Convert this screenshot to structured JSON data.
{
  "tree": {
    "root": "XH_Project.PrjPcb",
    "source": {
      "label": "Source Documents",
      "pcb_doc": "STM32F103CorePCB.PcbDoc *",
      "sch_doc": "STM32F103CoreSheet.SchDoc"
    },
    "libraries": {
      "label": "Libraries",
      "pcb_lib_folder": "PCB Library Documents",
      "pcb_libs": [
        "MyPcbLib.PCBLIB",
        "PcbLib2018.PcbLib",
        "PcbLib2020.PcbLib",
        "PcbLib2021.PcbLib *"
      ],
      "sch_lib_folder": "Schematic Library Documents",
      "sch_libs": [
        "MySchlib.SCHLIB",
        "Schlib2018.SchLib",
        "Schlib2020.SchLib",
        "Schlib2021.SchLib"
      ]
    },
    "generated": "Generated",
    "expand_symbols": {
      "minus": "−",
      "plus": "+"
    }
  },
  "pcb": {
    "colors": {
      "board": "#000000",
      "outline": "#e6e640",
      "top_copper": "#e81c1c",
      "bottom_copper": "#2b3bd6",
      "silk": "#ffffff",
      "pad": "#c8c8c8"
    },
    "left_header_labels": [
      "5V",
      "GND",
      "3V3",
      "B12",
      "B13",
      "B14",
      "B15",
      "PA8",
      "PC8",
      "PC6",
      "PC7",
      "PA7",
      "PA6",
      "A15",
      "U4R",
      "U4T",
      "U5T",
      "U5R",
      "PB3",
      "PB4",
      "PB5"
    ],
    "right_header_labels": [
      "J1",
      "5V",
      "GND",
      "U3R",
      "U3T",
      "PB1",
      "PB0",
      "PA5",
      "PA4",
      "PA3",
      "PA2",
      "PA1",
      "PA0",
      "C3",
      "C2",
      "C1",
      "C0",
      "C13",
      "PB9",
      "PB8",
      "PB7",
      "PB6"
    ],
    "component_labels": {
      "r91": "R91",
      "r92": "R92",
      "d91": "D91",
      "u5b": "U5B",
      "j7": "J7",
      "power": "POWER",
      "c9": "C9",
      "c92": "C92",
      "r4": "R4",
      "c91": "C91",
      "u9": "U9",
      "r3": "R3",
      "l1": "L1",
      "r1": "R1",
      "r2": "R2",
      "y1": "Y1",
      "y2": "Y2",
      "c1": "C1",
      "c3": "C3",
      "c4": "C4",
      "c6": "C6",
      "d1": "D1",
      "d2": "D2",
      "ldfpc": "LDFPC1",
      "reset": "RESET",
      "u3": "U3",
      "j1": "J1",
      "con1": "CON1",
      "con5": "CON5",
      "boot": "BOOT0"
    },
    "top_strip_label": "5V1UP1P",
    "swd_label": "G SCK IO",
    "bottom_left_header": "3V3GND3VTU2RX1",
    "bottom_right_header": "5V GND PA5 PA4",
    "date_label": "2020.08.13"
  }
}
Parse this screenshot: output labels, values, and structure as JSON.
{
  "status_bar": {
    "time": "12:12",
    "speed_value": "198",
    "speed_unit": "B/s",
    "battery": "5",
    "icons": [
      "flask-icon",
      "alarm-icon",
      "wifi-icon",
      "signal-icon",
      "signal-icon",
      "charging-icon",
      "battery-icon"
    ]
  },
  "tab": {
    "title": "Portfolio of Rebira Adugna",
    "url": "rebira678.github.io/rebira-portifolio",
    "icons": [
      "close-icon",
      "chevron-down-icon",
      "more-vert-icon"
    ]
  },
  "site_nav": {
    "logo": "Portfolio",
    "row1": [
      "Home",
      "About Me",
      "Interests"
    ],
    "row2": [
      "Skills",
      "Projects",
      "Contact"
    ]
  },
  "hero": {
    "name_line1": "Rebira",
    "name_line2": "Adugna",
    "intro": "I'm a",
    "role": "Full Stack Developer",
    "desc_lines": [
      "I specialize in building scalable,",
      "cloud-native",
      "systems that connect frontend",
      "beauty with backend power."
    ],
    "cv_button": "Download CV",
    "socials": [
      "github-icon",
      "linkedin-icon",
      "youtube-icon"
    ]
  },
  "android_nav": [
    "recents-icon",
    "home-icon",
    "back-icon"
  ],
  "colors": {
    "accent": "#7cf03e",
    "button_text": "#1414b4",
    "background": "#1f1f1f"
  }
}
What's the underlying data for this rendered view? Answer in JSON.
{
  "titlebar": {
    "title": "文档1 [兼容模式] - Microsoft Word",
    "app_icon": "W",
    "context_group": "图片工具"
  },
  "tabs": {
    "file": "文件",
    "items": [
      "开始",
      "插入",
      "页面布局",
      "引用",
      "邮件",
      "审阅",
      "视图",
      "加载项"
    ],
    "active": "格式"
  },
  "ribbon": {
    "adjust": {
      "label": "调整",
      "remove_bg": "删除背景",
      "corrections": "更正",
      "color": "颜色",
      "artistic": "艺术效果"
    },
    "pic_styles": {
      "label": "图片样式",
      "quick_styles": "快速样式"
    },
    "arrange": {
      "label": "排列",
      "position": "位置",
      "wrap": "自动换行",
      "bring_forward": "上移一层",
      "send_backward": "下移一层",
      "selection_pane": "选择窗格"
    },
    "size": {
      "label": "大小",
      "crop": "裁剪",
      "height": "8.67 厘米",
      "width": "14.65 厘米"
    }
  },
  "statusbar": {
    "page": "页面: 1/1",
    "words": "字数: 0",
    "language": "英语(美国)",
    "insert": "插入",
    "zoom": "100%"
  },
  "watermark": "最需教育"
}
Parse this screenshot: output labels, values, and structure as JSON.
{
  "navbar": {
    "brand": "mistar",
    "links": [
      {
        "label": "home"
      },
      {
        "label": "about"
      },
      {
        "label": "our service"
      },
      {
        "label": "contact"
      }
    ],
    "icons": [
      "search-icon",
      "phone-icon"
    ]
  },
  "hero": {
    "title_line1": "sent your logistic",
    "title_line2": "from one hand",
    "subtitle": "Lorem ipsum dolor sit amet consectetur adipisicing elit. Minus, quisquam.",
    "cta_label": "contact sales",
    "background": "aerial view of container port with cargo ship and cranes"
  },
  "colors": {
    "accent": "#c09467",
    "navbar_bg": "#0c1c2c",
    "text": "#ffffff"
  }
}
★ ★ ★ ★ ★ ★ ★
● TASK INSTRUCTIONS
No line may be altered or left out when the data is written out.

● REPLY
Convert this screenshot to structured JSON data.
{
  "tree": {
    "root": "XH_Project.PrjPcb",
    "source": {
      "label": "Source Documents",
      "pcb_doc": "STM32F103CorePCB.PcbDoc *",
      "sch_doc": "STM32F103CoreSheet.SchDoc"
    },
    "libraries": {
      "label": "Libraries",
      "pcb_lib_folder": "PCB Library Documents",
      "pcb_libs": [
        "MyPcbLib.PCBLIB",
        "PcbLib2018.PcbLib",
        "PcbLib2020.PcbLib",
        "PcbLib2021.PcbLib *"
      ],
      "sch_lib_folder": "Schematic Library Documents",
      "sch_libs": [
        "MySchlib.SCHLIB",
        "Schlib2018.SchLib",
        "Schlib2020.SchLib",
        "Schlib2021.SchLib"
      ]
    },
    "generated": "Generated",
    "expand_symbols": {
      "minus": "−",
      "plus": "+"
    }
  },
  "pcb": {
    "colors": {
      "board": "#000000",
      "outline": "#e6e640",
      "top_copper": "#e81c1c",
      "bottom_copper": "#2b3bd6",
      "silk": "#ffffff",
      "pad": "#c8c8c8"
    },
    "left_header_labels": [
      "5V",
      "GND",
      "3V3",
      "B12",
      "B13",
      "B14",
      "B15",
      "PA8",
      "PC8",
      "PC6",
      "PC7",
      "PA7",
      "PA6",
      "A15",
      "U4R",
      "U4T",
      "U5T",
      "U5R",
      "PB3",
      "PB4",
      "PB5"
    ],
    "right_header_labels": [
      "J1",
      "5V",
      "GND",
      "U3R",
      "U3T",
      "PB1",
      "PB0",
      "PA5",
      "PA4",
      "PA3",
      "PA2",
      "PA1",
      "PA0",
      "C3",
      "C2",
      "C1",
      "C0",
      "C13",
      "PB9",
      "PB8",
      "PB7",
      "PB6"
    ],
    "component_labels": {
      "r91": "R91",
      "r92": "R92",
      "d91": "D91",
      "u5b": "U5B",
      "j7": "J7",
      "power": "POWER",
      "c9": "C9",
      "c92": "C92",
      "r4": "R4",
      "c91": "C91",
      "u9": "U9",
      "r3": "R3",
      "l1": "L1",
      "r1": "R1",
      "r2": "R2",
      "y1": "Y1",
      "y2": "Y2",
      "c1": "C1",
      "c3": "C3",
      "c4": "C4",
      "c6": "C6",
      "d1": "D1",
      "d2": "D2",
      "ldfpc": "LDFPC1",
      "reset": "RESET",
      "u3": "U3",
      "j1": "J1",
      "con1": "CON1",
      "con5": "CON5",
      "boot": "BOOT0"
    },
    "top_strip_label": "5V1UP1P",
    "swd_label": "G SCK IO",
    "bottom_left_header": "3V3GND3VTU2RX1",
    "bottom_right_header": "5V GND PA5 PA4",
    "date_label": "2020.08.13"
  }
}
Parse this screenshot: output labels, values, and structure as JSON.
{
  "status_bar": {
    "time": "12:12",
    "speed_value": "198",
    "speed_unit": "B/s",
    "battery": "5",
    "icons": [
      "flask-icon",
      "alarm-icon",
      "wifi-icon",
      "signal-icon",
      "signal-icon",
      "charging-icon",
      "battery-icon"
    ]
  },
  "tab": {
    "title": "Portfolio of Rebira Adugna",
    "url": "rebira678.github.io/rebira-portifolio",
    "icons": [
      "close-icon",
      "chevron-down-icon",
      "more-vert-icon"
    ]
  },
  "site_nav": {
    "logo": "Portfolio",
    "row1": [
      "Home",
      "About Me",
      "Interests"
    ],
    "row2": [
      "Skills",
      "Projects",
      "Contact"
    ]
  },
  "hero": {
    "name_line1": "Rebira",
    "name_line2": "Adugna",
    "intro": "I'm a",
    "role": "Full Stack Developer",
    "desc_lines": [
      "I specialize in building scalable,",
      "cloud-native",
      "systems that connect frontend",
      "beauty with backend power."
    ],
    "cv_button": "Download CV",
    "socials": [
      "github-icon",
      "linkedin-icon",
      "youtube-icon"
    ]
  },
  "android_nav": [
    "recents-icon",
    "home-icon",
    "back-icon"
  ],
  "colors": {
    "accent": "#7cf03e",
    "button_text": "#1414b4",
    "background": "#1f1f1f"
  }
}
What's the underlying data for this rendered view? Answer in JSON.
{
  "titlebar": {
    "title": "文档1 [兼容模式] - Microsoft Word",
    "app_icon": "W",
    "context_group": "图片工具"
  },
  "tabs": {
    "file": "文件",
    "items": [
      "开始",
      "插入",
      "页面布局",
      "引用",
      "邮件",
      "审阅",
      "视图",
      "加载项"
    ],
    "active": "格式"
  },
  "ribbon": {
    "adjust": {
      "label": "调整",
      "remove_bg": "删除背景",
      "corrections": "更正",
      "color": "颜色",
      "artistic": "艺术效果"
    },
    "pic_styles": {
      "label": "图片样式",
      "quick_styles": "快速样式"
    },
    "arrange": {
      "label": "排列",
      "position": "位置",
      "wrap": "自动换行",
      "bring_forward": "上移一层",
      "send_backward": "下移一层",
      "selection_pane": "选择窗格"
    },
    "size": {
      "label": "大小",
      "crop": "裁剪",
      "height": "8.67 厘米",
      "width": "14.65 厘米"
    }
  },
  "statusbar": {
    "page": "页面: 1/1",
    "words": "字数: 0",
    "language": "英语(美国)",
    "insert": "插入",
    "zoom": "100%"
  },
  "watermark": "最需教育"
}
Parse this screenshot: output labels, values, and structure as JSON.
{
  "navbar": {
    "brand": "mistar",
    "links": [
      {
        "label": "home"
      },
      {
        "label": "about"
      },
      {
        "label": "our service"
      },
      {
        "label": "contact"
      }
    ],
    "icons": [
      "search-icon",
      "phone-icon"
    ]
  },
  "hero": {
    "title_line1": "sent your logistic",
    "title_line2": "from one hand",
    "subtitle": "Lorem ipsum dolor sit amet consectetur adipisicing elit. Minus, quisquam.",
    "cta_label": "contact sales",
    "background": "aerial view of container port with cargo ship and cranes"
  },
  "colors": {
    "accent": "#c09467",
    "navbar_bg": "#0c1c2c",
    "text": "#ffffff"
  }
}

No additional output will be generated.